I am furious.

I am furious.  Absolutely furious.  Over a week ago, the Justice for Magdalenes organization issued a press release to all of the major newspapers and media in Ireland as well as to all members and parties of government (full press release is shown below).  We challenged the compartmentalised, two-tiered response by the Irish state towards institutional abuse that results in survivors of Ireland’s Magdalene Laundries, many of them children at the time, once again being ignored under the 2002 Redress Act.

Specifically we asked that the Minister for Children investigate the plight of children (which we now have mounting evidence that some were as young as 11 years old) who were placed directly into Magdalene Laundries.  Their applications to the Residential Redress Board are routinely rejected because “the Applicant had not established that she was resident in an institution covered by the Act or any Order made thereunder.”

Not one media outlet or newspaper or government official responded or publicised the press release.  Not one.

For fourteen years, since the inception of the original Magdalene Memorial Committee (which morphed into Justice for Magdalenes in the late 1990’s), we have fought a Sisyphean battle to seek justice for the survivors of the Magdalene Laundries.  Yet it would appear the media (and perhaps the public) are more interested in viewing again and again the ‘exoticness’ of survivor trauma – the gut-wrenching stories of misery these women were subjected to, often far worse than prisons.  How much more does the public need to see or hear before they take action?

We challenge Irish society to stop clamouring for the tragic stories, watching and reading as if bystanders at a car wreck scene, and stand up for the abrogated rights of these women.  Take action and write your local TD.  Tell them you support the cause of justice for Magdalene survivors – a decent pension for the unpaid labour they performed, a public apology from all the religious orders responsible for their incarceration, an investigation of the illegally unreported deaths at High Park Convent and the equally illegally exhumed bodies moved from those grounds, and acknowledgement that the fabled land of ‘saints and scholars’ was complicit in not ‘cherishing children’ equally and treating women as something less than human.

 


Press Release:  29 July, 2009 

Justice for Magdalenes committee calls on Government to provide redress for Magdalene survivors

Justice for Magdalenes welcomes the publication of the Report of the Commission to Inquire into Child Abuse, 2009: Implementation Plan, and we look forward to witnessing the immediate implementation of the ninety-nine measures outlined therein.

However, we challenge the compartmentalised, two-tiered response by the Irish state towards institutional abuse that results in survivors of Ireland’s Magdalene Laundries, many of them children at the time, once again being ignored.

Specifically we ask that the Minister for Children investigate the plight of children (which we now have mounting evidence that some were as young as 11 years old) who were placed directly into Magdalene Laundries.  Their applications to the “Residential Redress Board” are routinely rejected because “the Applicant had not established that she was resident in an institution covered by the Act or any Order made thereunder.”
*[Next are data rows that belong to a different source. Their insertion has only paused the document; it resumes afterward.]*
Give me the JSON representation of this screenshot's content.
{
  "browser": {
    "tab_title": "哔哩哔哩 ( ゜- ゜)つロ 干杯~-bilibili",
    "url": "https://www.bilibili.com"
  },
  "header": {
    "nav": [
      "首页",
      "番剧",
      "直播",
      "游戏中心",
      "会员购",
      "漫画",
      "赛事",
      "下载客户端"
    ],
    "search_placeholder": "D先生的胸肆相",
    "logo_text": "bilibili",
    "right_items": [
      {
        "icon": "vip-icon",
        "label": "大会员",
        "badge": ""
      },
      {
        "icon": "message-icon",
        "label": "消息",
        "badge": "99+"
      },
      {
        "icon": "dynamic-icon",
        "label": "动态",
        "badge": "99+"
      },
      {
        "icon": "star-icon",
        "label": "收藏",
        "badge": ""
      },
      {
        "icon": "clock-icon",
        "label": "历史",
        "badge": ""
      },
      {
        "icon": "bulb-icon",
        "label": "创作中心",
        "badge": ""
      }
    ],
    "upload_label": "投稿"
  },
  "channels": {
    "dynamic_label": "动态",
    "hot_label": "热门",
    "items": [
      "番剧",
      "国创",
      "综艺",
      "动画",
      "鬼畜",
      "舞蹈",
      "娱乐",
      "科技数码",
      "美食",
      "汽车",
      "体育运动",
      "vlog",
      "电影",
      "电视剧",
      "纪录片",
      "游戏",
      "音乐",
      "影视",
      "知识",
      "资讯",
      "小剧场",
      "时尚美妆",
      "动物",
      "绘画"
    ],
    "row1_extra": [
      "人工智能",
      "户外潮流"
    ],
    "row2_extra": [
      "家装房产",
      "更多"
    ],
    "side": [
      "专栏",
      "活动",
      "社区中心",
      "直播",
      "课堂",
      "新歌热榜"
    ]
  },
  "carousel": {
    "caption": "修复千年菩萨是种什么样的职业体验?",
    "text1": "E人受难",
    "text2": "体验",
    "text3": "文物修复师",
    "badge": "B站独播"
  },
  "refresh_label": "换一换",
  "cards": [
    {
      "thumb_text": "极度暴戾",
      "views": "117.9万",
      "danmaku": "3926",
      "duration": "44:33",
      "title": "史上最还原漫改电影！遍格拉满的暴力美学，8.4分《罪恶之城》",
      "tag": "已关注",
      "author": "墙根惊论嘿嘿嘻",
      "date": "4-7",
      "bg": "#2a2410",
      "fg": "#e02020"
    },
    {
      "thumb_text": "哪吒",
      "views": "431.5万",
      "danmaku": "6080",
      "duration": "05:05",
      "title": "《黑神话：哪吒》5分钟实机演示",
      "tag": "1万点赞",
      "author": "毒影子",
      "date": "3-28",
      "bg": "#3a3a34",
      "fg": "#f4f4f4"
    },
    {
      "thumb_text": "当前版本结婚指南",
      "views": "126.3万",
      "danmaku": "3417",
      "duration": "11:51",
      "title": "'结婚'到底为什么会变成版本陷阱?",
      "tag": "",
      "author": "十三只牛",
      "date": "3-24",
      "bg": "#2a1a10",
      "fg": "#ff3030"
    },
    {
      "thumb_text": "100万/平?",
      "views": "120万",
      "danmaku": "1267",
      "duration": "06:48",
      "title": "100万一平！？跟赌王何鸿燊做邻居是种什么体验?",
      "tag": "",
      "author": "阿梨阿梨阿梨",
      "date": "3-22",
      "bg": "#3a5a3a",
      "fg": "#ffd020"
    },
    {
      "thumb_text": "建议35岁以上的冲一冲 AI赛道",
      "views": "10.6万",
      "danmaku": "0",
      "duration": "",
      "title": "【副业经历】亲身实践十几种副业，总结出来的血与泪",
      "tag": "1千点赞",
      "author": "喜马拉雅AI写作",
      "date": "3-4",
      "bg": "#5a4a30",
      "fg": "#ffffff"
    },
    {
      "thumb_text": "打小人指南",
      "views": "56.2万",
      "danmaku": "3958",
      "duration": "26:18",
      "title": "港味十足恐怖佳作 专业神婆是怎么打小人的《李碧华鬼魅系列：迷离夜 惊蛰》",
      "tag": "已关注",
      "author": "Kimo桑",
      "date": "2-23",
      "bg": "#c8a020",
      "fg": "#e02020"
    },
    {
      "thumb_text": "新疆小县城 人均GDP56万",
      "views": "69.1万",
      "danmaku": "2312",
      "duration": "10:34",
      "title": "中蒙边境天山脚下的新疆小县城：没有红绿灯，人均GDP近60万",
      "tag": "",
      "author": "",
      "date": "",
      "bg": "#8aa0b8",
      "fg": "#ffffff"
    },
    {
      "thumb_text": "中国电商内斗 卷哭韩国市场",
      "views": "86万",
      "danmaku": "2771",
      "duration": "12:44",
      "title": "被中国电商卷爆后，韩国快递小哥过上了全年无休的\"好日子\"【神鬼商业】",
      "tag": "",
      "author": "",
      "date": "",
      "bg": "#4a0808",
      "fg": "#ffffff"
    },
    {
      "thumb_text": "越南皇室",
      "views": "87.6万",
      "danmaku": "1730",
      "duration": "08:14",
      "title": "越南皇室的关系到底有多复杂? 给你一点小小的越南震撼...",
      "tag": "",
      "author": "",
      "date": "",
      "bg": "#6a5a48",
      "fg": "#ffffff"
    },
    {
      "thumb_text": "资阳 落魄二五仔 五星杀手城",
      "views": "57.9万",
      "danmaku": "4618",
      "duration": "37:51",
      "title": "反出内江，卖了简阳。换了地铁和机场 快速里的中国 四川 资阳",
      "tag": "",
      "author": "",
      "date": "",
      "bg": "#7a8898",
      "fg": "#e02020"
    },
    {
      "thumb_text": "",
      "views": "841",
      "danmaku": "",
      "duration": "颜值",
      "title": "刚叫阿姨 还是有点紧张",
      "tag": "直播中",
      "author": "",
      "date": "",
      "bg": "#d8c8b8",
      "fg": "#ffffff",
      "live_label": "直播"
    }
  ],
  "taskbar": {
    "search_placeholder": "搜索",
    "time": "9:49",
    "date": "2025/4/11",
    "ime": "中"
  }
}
“The fact that these children were never committed to a residential institution (e.g., an industrial or reformatory school) is immaterial,” said Justice for Magdalenes spokesperson Mari Steed, whose mother was a Magdalene.  “The fact that a family member signed these children into the ‘care’ of the nuns does not obviate the state’s responsibility for their welfare. These children were and are citizens of the state and they deserved to be cherished.  Yet increasingly we’re discovering they were all but ‘invisibly’ moved between residential institutions and Magdalene Laundries, with little or no record maintained by the religious orders or Departments of Health, Education, Children or Justice,” she added.

Children’s Minister Barry Andrews in his remarks insisted that Irish people no longer show deference towards the Catholic Church. But the government maintains precisely the same deferent attitude towards the religious congregations that operated the nation’s Magdalene Laundries, i.e., the Good Shepherd Sisters, Sisters of Charity, Sisters of Our Lady of Charity of Refuge, and Mercy Sisters. No one has apologised.  No one held accountable. And the core issue is still liability and the State’s evasion of all financial responsibility for institutions they continue to view as “private” and “voluntary.”  This deference is also clear in the government’s dismissal of claims submitted by non-Catholic survivors of such institutions as the Bethany Home.  JFM demands that the Minister for Children introduce amending legislation whereby survivors of Ireland’s Magdalene Laundries, regardless of how they entered such institutions, are provided with redress and reparation for their abusive childhoods, the unpaid labour they performed and the abrogation of their civil and human rights.

Furthermore, JFM demands that the Minister for Justice introduce legislation for a distinct redress scheme for survivors of Ireland’s Magdalene Laundries as outlined by JFM and submitted to all politicians in Dáil Éireann on July 3 (copy attached).

[END]

Justice for Magdalenes seeks to promote and represent the interests of the Magdalene Women, to respectfully promote equality and seek justice for the women formerly incarcerated in Magdalene Laundries and to seek the establishment / improvements of support/advisory/re-integration services provided for survivors.